But they are the people who could have the greatest influence on the direction of the Fairfax County Public Schools this year: the residents of the older sections of the county inside the Beltway, the parents who put their children through school a generation ago.
This year, the school board and county Board of Supervisors will ask those residents to help approve a $57.2 million bond referendum, most of which will benefit residents on the opposite ends of the county.
The school board is faced not only with selling the need for the bond referendum, but with convincing voters who have no vested interest in the issue to support it, according to board member Gerald Fill, who represents the older Mount Vernon area of Fairfax.
Most of the money will be used to finance new school construction in the rapidly growing western and southern sections of the county, where the burgeoning student population is outgrowing existing facilities.
In an attempt to make the referendum slightly more palatable to voters in the older sections of the county, funds have been set aside for renovations to some schools in those areas.
So far, the board has done little to publicize the referendum. When the members return from their August recess in September, they will have less than two months to package and sell the referendum before the Nov. 3 election date.

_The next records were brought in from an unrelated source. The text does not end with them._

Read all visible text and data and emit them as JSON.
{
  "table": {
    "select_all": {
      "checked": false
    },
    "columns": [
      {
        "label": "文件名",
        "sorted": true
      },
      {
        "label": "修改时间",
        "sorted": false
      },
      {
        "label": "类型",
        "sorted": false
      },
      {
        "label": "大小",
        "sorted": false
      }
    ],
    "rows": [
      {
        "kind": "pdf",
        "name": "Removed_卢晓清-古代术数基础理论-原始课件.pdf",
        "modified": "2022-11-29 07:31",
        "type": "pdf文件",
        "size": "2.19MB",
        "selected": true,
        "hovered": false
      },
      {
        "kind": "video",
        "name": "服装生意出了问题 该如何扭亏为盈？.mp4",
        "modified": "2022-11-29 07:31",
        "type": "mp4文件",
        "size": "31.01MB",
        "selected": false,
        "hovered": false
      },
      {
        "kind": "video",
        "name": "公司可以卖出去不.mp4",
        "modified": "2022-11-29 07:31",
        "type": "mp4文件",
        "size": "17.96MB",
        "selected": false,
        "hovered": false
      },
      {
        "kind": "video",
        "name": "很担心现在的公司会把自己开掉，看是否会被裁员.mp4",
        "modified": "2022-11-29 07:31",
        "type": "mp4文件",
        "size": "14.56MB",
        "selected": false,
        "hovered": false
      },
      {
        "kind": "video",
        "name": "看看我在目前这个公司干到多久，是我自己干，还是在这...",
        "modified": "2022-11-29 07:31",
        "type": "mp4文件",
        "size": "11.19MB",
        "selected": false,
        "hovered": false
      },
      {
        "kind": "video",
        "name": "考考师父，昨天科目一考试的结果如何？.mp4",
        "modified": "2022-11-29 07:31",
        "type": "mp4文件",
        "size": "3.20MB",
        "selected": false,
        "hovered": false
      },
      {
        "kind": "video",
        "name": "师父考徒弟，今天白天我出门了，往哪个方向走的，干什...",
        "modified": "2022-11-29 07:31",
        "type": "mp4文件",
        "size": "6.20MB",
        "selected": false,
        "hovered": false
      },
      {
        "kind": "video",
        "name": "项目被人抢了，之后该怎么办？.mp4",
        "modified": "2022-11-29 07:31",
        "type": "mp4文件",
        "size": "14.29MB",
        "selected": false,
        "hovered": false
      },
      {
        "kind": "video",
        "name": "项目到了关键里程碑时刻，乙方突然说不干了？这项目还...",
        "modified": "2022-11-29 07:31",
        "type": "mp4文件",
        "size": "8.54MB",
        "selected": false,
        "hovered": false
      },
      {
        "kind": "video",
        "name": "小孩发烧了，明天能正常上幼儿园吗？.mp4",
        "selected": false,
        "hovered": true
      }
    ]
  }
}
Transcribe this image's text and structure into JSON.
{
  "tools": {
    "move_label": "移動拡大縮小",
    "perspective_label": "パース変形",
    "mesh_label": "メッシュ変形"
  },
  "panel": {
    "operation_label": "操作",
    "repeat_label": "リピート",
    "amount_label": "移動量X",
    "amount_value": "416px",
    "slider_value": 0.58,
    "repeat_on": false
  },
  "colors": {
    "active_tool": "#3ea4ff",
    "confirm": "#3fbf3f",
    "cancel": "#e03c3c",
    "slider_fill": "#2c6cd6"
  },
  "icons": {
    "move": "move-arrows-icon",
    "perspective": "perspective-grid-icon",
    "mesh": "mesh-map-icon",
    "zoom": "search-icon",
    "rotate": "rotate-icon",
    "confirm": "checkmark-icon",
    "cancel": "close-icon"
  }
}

On other financial issues, school officials are anticipating cutbacks in some areas to absorb the costs of programs previously financed by the federal government. The pinch already is being felt in areas ranging from school lunch prices to special education.
One budget area may put the school system in a standoff with Uncle Sam, some school officials are predicting. The board is waiting to hear the budget fate of the federal government's $4.4 million in impact aid money used to offset the cost of educating the 1,520 children of military personnel assigned to Fort Belvoir.
Students at eight of the county's 23 high schools will find a new curriculum offered in their class schedules: a liberalized sex education course that will allow discussion of the previously banned issues of contraception, abortion, masturbation, homosexuality and rape.
The revised curriculum is part of a pilot course this year, which comes after five years of bitter debate over what had been considered the area's most restrictive sex education program.
At the end of the year, the program will be evaluated and the board could face yet another battle: whether to extend the program to the intermediate school level.
Meanwhile, Superintendent Linton Deck will be giving his new management plan a trial run. The plan includes proposals for a Saturday fine arts program, special high school programs for gifted and talented students and a computerized school library network. Many of the proposals are only in the developmental stages and won't find their way into the classrooms unless the school board decides, in budget sessions next spring, to provide funds for the proposals.